Here is a scatterplot matrix of elapsed times for the overall, swim, bike, and run legs of the 2009 Ironman Championship in Kona.
Obviously, while the correlation is imperfect, it is still relatively strong (r(swim, bike) and r(bike, run) are both around .75, while r(swim, run) ~ .5), so if you're a fast cyclist you tend to be a fast runner and a fast swimmer. Fast people are fast, no surprise. The thing that mostly determines bike time on the Ironman Kona course is power to aerodynamic drag (since the course is pretty flat and usually pretty windy). On the other hand, the thing that mostly determines run time is power to weight. The commonality is power: power while biking is related to power while running. Likewise, power while biking or running must be related to power while swimming. However, this is for a selected group of athletes: those who qualified for the Ironman Championships and finished all three legs in one day. I am more interested in "stand alone" events.
We have bicycle power meters that tell us power output while cycling, and a rule of thumb that tells us that on firm flat ground runners expend around 1 kcal/kg/km. Although there is a fair amount of variation in running economy, that latter rule of thumb combined with an estimated gross efficiency of .239 can give us a new rule of thumb that relates running speed to power: running speed in meters/sec is roughly equivalent to watts/kg.
My question is this: is there an equivalent rule of thumb that would give an estimate of power while swimming? I understand that there is much more room for variation in swimming economy than in running economy -- I'm just looking for a rule of thumb.
Update: McArdle, Katch, and Katch (2005, "Essentials of exercise physiology", 3rd ed.) claim that there is a fair amount of variation in energy expenditure among swimmers, and that it depends on skill level, sex, and type of stroke (breaststroke requires the most energy expenditure while the crawl requires the least). They claim that sex matters because females tend to be more buoyant than males and their mass distribution is different so they tend to swim "flatter" in the water and thus have less hydrodynamic drag. Even with all these caveats, they claim "it takes about four times more energy to swim than to run the same distance. In contrast to running, a swimmer must expend considerable energy to maintain buoyancy and overcome the various drag forces that impede movement."

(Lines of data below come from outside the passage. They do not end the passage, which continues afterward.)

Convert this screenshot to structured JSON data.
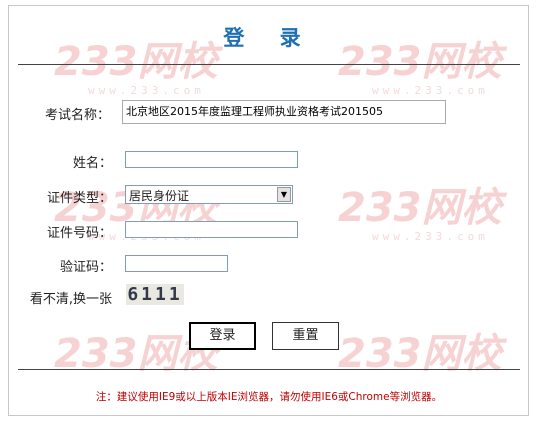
{
  "title": "登 录",
  "watermark": {
    "brand": "233网校",
    "sub": "www.233.com"
  },
  "form": {
    "exam_label": "考试名称：",
    "exam_value": "北京地区2015年度监理工程师执业资格考试201505",
    "name_label": "姓名：",
    "name_value": "",
    "idtype_label": "证件类型：",
    "idtype_value": "居民身份证",
    "idnum_label": "证件号码：",
    "idnum_value": "",
    "code_label": "验证码：",
    "code_value": "",
    "refresh_label": "看不清,换一张",
    "captcha_text": "6111"
  },
  "buttons": {
    "login": "登录",
    "reset": "重置"
  },
  "note": "注：建议使用IE9或以上版本IE浏览器，请勿使用IE6或Chrome等浏览器。"
}
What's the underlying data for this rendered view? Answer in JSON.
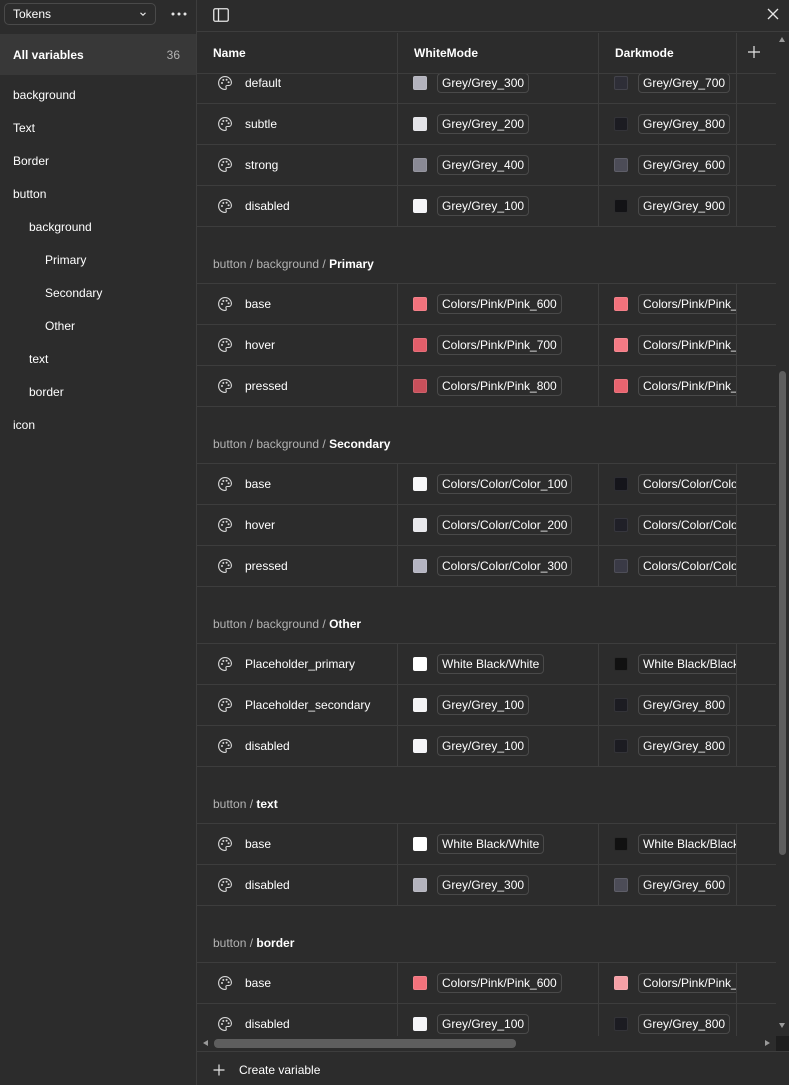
{
  "sidebar": {
    "collection": "Tokens",
    "all_variables_label": "All variables",
    "all_variables_count": "36",
    "groups": [
      {
        "label": "background",
        "level": 0
      },
      {
        "label": "Text",
        "level": 0
      },
      {
        "label": "Border",
        "level": 0
      },
      {
        "label": "button",
        "level": 0
      },
      {
        "label": "background",
        "level": 1
      },
      {
        "label": "Primary",
        "level": 2
      },
      {
        "label": "Secondary",
        "level": 2
      },
      {
        "label": "Other",
        "level": 2
      },
      {
        "label": "text",
        "level": 1
      },
      {
        "label": "border",
        "level": 1
      },
      {
        "label": "icon",
        "level": 0
      }
    ]
  },
  "table": {
    "columns": {
      "name": "Name",
      "mode1": "WhiteMode",
      "mode2": "Darkmode"
    },
    "blocks": [
      {
        "type": "row",
        "name": "default",
        "white": {
          "swatch": "#b3b3bd",
          "label": "Grey/Grey_300"
        },
        "dark": {
          "swatch": "#2e2e37",
          "label": "Grey/Grey_700"
        }
      },
      {
        "type": "row",
        "name": "subtle",
        "white": {
          "swatch": "#e4e4e8",
          "label": "Grey/Grey_200"
        },
        "dark": {
          "swatch": "#1c1c22",
          "label": "Grey/Grey_800"
        }
      },
      {
        "type": "row",
        "name": "strong",
        "white": {
          "swatch": "#8a8a95",
          "label": "Grey/Grey_400"
        },
        "dark": {
          "swatch": "#4c4c57",
          "label": "Grey/Grey_600"
        }
      },
      {
        "type": "row",
        "name": "disabled",
        "white": {
          "swatch": "#f4f4f6",
          "label": "Grey/Grey_100"
        },
        "dark": {
          "swatch": "#131316",
          "label": "Grey/Grey_900"
        }
      },
      {
        "type": "section",
        "path": "button / background / ",
        "leaf": "Primary"
      },
      {
        "type": "row",
        "name": "base",
        "white": {
          "swatch": "#f2727c",
          "label": "Colors/Pink/Pink_600"
        },
        "dark": {
          "swatch": "#f2727c",
          "label": "Colors/Pink/Pink_"
        }
      },
      {
        "type": "row",
        "name": "hover",
        "white": {
          "swatch": "#e25e6a",
          "label": "Colors/Pink/Pink_700"
        },
        "dark": {
          "swatch": "#f47a84",
          "label": "Colors/Pink/Pink_"
        }
      },
      {
        "type": "row",
        "name": "pressed",
        "white": {
          "swatch": "#c8505b",
          "label": "Colors/Pink/Pink_800"
        },
        "dark": {
          "swatch": "#e8646f",
          "label": "Colors/Pink/Pink_"
        }
      },
      {
        "type": "section",
        "path": "button / background / ",
        "leaf": "Secondary"
      },
      {
        "type": "row",
        "name": "base",
        "white": {
          "swatch": "#f7f7f8",
          "label": "Colors/Color/Color_100"
        },
        "dark": {
          "swatch": "#15151b",
          "label": "Colors/Color/Colo"
        }
      },
      {
        "type": "row",
        "name": "hover",
        "white": {
          "swatch": "#e8e8ec",
          "label": "Colors/Color/Color_200"
        },
        "dark": {
          "swatch": "#202028",
          "label": "Colors/Color/Colo"
        }
      },
      {
        "type": "row",
        "name": "pressed",
        "white": {
          "swatch": "#b5b5c2",
          "label": "Colors/Color/Color_300"
        },
        "dark": {
          "swatch": "#3a3a46",
          "label": "Colors/Color/Colo"
        }
      },
      {
        "type": "section",
        "path": "button / background / ",
        "leaf": "Other"
      },
      {
        "type": "row",
        "name": "Placeholder_primary",
        "white": {
          "swatch": "#ffffff",
          "label": "White Black/White"
        },
        "dark": {
          "swatch": "#111111",
          "label": "White Black/Black"
        }
      },
      {
        "type": "row",
        "name": "Placeholder_secondary",
        "white": {
          "swatch": "#f4f4f6",
          "label": "Grey/Grey_100"
        },
        "dark": {
          "swatch": "#1c1c22",
          "label": "Grey/Grey_800"
        }
      },
      {
        "type": "row",
        "name": "disabled",
        "white": {
          "swatch": "#f4f4f6",
          "label": "Grey/Grey_100"
        },
        "dark": {
          "swatch": "#1c1c22",
          "label": "Grey/Grey_800"
        }
      },
      {
        "type": "section",
        "path": "button / ",
        "leaf": "text"
      },
      {
        "type": "row",
        "name": "base",
        "white": {
          "swatch": "#ffffff",
          "label": "White Black/White"
        },
        "dark": {
          "swatch": "#111111",
          "label": "White Black/Black"
        }
      },
      {
        "type": "row",
        "name": "disabled",
        "white": {
          "swatch": "#b3b3bd",
          "label": "Grey/Grey_300"
        },
        "dark": {
          "swatch": "#4c4c57",
          "label": "Grey/Grey_600"
        }
      },
      {
        "type": "section",
        "path": "button / ",
        "leaf": "border"
      },
      {
        "type": "row",
        "name": "base",
        "white": {
          "swatch": "#f2727c",
          "label": "Colors/Pink/Pink_600"
        },
        "dark": {
          "swatch": "#f5a0a6",
          "label": "Colors/Pink/Pink_"
        }
      },
      {
        "type": "row",
        "name": "disabled",
        "white": {
          "swatch": "#f4f4f6",
          "label": "Grey/Grey_100"
        },
        "dark": {
          "swatch": "#1c1c22",
          "label": "Grey/Grey_800"
        }
      }
    ]
  },
  "footer": {
    "create_label": "Create variable"
  }
}
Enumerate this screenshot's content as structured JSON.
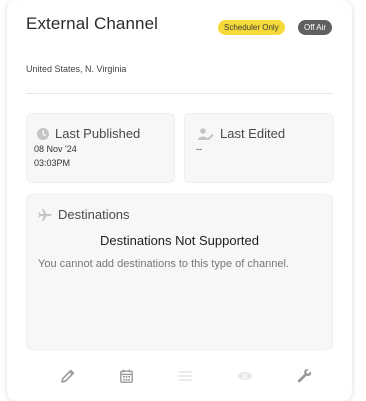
{
  "channel": {
    "name": "External Channel",
    "badges": {
      "scheduler": "Scheduler Only",
      "status": "Off Air"
    },
    "region": "United States, N. Virginia"
  },
  "last_published": {
    "label": "Last Published",
    "date": "08 Nov '24",
    "time": "03:03PM"
  },
  "last_edited": {
    "label": "Last Edited",
    "value": "--"
  },
  "destinations": {
    "label": "Destinations",
    "heading": "Destinations Not Supported",
    "message": "You cannot add destinations to this type of channel."
  },
  "toolbar": {
    "icons": [
      "pencil-icon",
      "calendar-icon",
      "list-icon",
      "eye-icon",
      "wrench-icon"
    ]
  },
  "colors": {
    "scheduler_badge": "#f5d93a",
    "off_air_badge": "#5f5f5f",
    "icon_gray": "#9a9a9a",
    "disabled_icon": "#e6e6e6"
  }
}
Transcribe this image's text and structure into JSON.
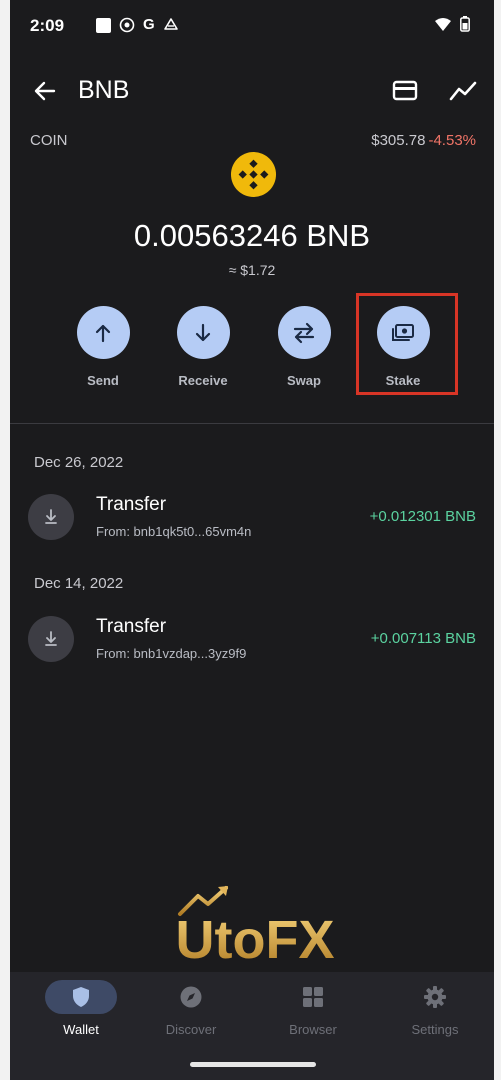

In addition, Barbosa et al. (2006, "Evaluation of energy expenditure in competitive swimming strokes", Intl J Sports Med 27:894-899) show a couple of regressions that show the relationship between swimming speed and energy expenditure for a group of elite "international level" swimmers. I am looking for the relationship between power and swimming speed (or a similar metric) for not-quite-so-elite swimmers.